Plant High School's review committee discussed the graphic novel "Blankets" by author Craig Thompson after a parent brought an objection to the school.

Hillsborough County's Plant High School voted to keep a graphic novel in its library in response to the district's first book challenge of the year.

A Plant High School parent brought the objection against the coming-of-age graphic novel "Blankets" by author Craig Thompson. The autobiographical novel tells the story of Thompson's childhood in an Evangelical Christian family and details his first love, early adulthood and changing spiritual identity.

The seven-member review board, comprised of school staff and parents, voted unanimously to keep the book in the school's library collection. Their decision affects only Plant High School.

Legislation passed earlier this year outlined further restrictions on what reading materials are allowed in schools, particularly on topics regarding gender and sexuality.

The measure, part of sweeping legislation known as the Let Kids Be Kids bill package, aimed to make the book challenge process easier. Provisions in the law mandated that the review process be public for the first time.

A handful of parents, staff and community members gathered on Monday to watch the committee deliberate on the educational merits of "Blankets" and whether or not the book complied with state laws governing age-appropriate materials in schools.

As part of the district's review process, committee members read the novel in full before convening on Monday to review the objections. The members addressed multiple instances in the book that the parent considered "lewd" and portrayed "a variety of adult topics suitable only for adults ages 18 and up."

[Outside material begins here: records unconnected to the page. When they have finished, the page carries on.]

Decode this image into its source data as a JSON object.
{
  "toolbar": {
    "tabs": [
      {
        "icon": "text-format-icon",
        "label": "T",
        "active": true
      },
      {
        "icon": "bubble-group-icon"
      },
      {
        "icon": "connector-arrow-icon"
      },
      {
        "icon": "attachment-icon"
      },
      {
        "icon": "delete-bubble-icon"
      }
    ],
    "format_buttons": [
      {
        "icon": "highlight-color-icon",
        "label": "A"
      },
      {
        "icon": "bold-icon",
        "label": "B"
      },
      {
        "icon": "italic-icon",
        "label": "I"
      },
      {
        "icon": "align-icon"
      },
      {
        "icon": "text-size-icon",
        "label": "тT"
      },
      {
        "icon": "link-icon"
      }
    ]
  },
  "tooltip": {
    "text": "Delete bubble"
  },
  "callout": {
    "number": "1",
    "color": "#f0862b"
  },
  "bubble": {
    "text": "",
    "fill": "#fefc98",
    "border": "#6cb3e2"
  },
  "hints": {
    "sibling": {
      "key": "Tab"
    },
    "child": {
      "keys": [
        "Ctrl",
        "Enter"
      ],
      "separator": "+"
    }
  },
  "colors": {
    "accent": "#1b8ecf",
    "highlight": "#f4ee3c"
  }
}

After the one-hour session, the committee members ultimately agreed the illustrations and content served the purpose of the book, which was to portray a "crisis of faith" and a coming-of-age narrative.

The committee agreed that the book was appropriate for high school students, but not for middle or elementary school students.

Scott Gordon is a Special Education teacher at the school and one of the members of the review committee.

"After reviewing it and going through all the things she [the parent] was concerned about, we felt it was appropriate for high school, in this case," Gordon said.

Debbie Hunt, the executive director of the conservative group, Hillsborough Citizens Defending Freedom, said she did not agree with the review, but appreciated that the process was open to the community.

"The fact that the public can attend even if they can't speak, it's good for the public to be able to come and observe the process."

She said that she and other members of the Citizens Defending Freedom group will continue to attend these review sessions.

Last month, the Hillsborough County School Board debated on the broad scope and vague language of Florida legislation governing school materials.

According to a Hillsborough County Public Schools spokesperson, more guidance on how to comply with those state laws — including the Parental Bill of Rights known by opponents as "Don't Say Gay" and its expansion HB1069 — will be released in October.

As WUSF's general assignment reporter, I cover a variety of topics across the greater Tampa Bay region.